Number one, know your value proposition both ways.
Number two, know what the market saying.
I said this for the affiliate manager earlier, but I didn’t really say like, hey, affiliate, if you know that nobody out there in this space is paying more than 20%, don’t ask for 30. Duh.
Know your goals and your priorities.
Don’t forget there are other factors than just the commission rate, like conversions and reputation.
Know the highest you can go as an affiliate manager.
Know that LTV, is the lifetime value. Both of you, be willing to walk away. Be willing to just step away.
Consider those alternatives, all the things we talked about, the bonuses and trials, and whatnot.

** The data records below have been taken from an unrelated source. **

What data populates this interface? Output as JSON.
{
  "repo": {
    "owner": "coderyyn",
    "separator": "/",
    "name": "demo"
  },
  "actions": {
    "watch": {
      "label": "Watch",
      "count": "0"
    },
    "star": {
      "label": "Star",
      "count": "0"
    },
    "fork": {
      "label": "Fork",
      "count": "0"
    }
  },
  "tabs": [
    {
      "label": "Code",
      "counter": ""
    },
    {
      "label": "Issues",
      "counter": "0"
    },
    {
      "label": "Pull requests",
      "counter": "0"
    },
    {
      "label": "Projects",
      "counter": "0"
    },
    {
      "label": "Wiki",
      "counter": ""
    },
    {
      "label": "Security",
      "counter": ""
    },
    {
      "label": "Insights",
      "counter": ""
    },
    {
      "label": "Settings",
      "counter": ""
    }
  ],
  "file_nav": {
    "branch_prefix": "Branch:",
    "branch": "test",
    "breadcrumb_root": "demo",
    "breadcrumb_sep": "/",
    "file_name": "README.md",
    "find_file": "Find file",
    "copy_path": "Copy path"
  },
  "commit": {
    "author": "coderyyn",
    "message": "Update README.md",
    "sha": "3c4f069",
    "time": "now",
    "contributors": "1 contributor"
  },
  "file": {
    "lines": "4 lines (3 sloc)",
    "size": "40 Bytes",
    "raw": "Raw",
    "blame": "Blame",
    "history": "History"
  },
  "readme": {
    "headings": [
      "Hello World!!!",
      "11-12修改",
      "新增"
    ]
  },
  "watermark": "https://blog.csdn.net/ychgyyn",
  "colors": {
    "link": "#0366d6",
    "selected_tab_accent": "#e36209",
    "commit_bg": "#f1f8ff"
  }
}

Be willing to negotiate. Don’t insult with that first offer.
Don’t offer everything on the first offer either. And make it feel like the affiliate has won. The affiliate managers are out there.
So hope you got value out of this episode. If you have any questions about this or you’d love to let me know your biggest takeaway because I’d love to hear from you. Text me anytime at 260-217-4619.
And make sure you hit subscribe because, in the next episode, I’m gonna be talking about why affiliate marketing is easier than you think. It’s gonna be a great episode, and you don’t want to miss it, so hit subscribe so you don’t. I’ll see you then.
Thank you so much for listening today.